**WORK TASK**
Would you please restate the data exactly as it stands, apart from the pictures?

━━━ MATERIAL FOR THE TASK ━━━

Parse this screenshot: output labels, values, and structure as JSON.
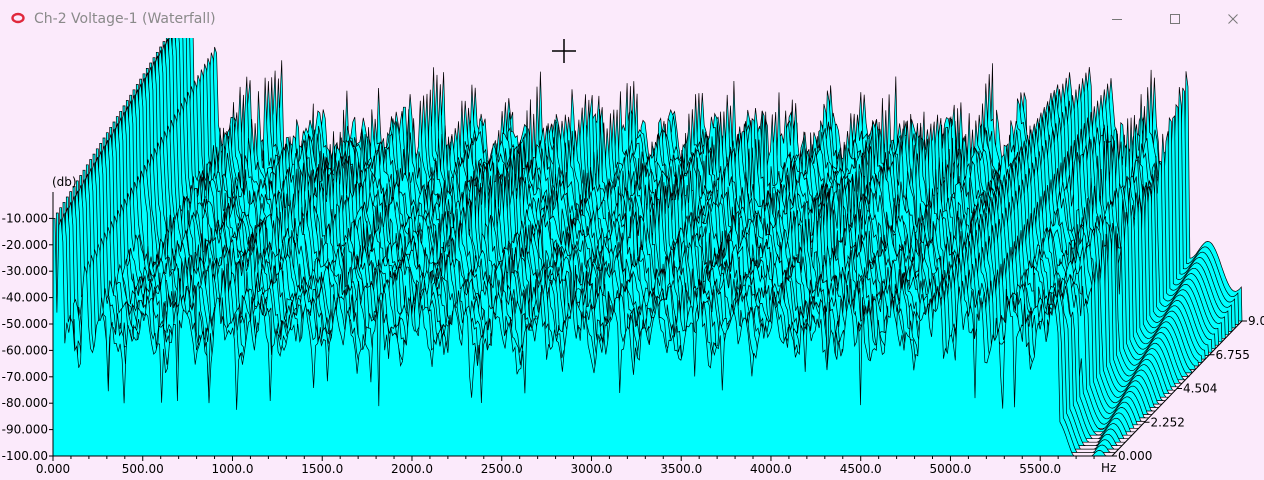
{
  "window": {
    "title": "Ch-2 Voltage-1 (Waterfall)",
    "icons": {
      "app": "waveform-app-icon",
      "minimize": "minimize-icon",
      "maximize": "maximize-icon",
      "close": "close-icon"
    }
  },
  "colors": {
    "background": "#fbeafb",
    "surface_fill": "#00ffff",
    "surface_line": "#000000",
    "title_text": "#8a8a8a",
    "axis": "#000000"
  },
  "chart_data": {
    "type": "waterfall",
    "title": "",
    "ylabel": "(db)",
    "xlabel": "Hz",
    "ylim": [
      -100,
      0
    ],
    "xlim": [
      0,
      5900
    ],
    "zlim": [
      0,
      9.0
    ],
    "y_ticks": [
      "-10.000",
      "-20.000",
      "-30.000",
      "-40.000",
      "-50.000",
      "-60.000",
      "-70.000",
      "-80.000",
      "-90.000",
      "-100.00"
    ],
    "x_ticks": [
      "0.000",
      "500.00",
      "1000.0",
      "1500.0",
      "2000.0",
      "2500.0",
      "3000.0",
      "3500.0",
      "4000.0",
      "4500.0",
      "5000.0",
      "5500.0"
    ],
    "z_ticks": [
      "0.000",
      "2.252",
      "4.504",
      "6.755",
      "9.0"
    ],
    "peaks_db": [
      {
        "hz": 40,
        "db": -7
      },
      {
        "hz": 180,
        "db": -25
      },
      {
        "hz": 4870,
        "db": -40
      },
      {
        "hz": 4940,
        "db": -37
      },
      {
        "hz": 5050,
        "db": -35
      },
      {
        "hz": 5170,
        "db": -40
      }
    ],
    "floor_db": -55,
    "min_db": -83,
    "slices": 40,
    "cutoff_hz": 5600
  }
}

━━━

**RESPONSE AREA**
Parse this screenshot: output labels, values, and structure as JSON.
{
  "window": {
    "title": "Ch-2 Voltage-1 (Waterfall)",
    "icons": {
      "app": "waveform-app-icon",
      "minimize": "minimize-icon",
      "maximize": "maximize-icon",
      "close": "close-icon"
    }
  },
  "colors": {
    "background": "#fbeafb",
    "surface_fill": "#00ffff",
    "surface_line": "#000000",
    "title_text": "#8a8a8a",
    "axis": "#000000"
  },
  "chart_data": {
    "type": "waterfall",
    "title": "",
    "ylabel": "(db)",
    "xlabel": "Hz",
    "ylim": [
      -100,
      0
    ],
    "xlim": [
      0,
      5900
    ],
    "zlim": [
      0,
      9.0
    ],
    "y_ticks": [
      "-10.000",
      "-20.000",
      "-30.000",
      "-40.000",
      "-50.000",
      "-60.000",
      "-70.000",
      "-80.000",
      "-90.000",
      "-100.00"
    ],
    "x_ticks": [
      "0.000",
      "500.00",
      "1000.0",
      "1500.0",
      "2000.0",
      "2500.0",
      "3000.0",
      "3500.0",
      "4000.0",
      "4500.0",
      "5000.0",
      "5500.0"
    ],
    "z_ticks": [
      "0.000",
      "2.252",
      "4.504",
      "6.755",
      "9.0"
    ],
    "peaks_db": [
      {
        "hz": 40,
        "db": -7
      },
      {
        "hz": 180,
        "db": -25
      },
      {
        "hz": 4870,
        "db": -40
      },
      {
        "hz": 4940,
        "db": -37
      },
      {
        "hz": 5050,
        "db": -35
      },
      {
        "hz": 5170,
        "db": -40
      }
    ],
    "floor_db": -55,
    "min_db": -83,
    "slices": 40,
    "cutoff_hz": 5600
  }
}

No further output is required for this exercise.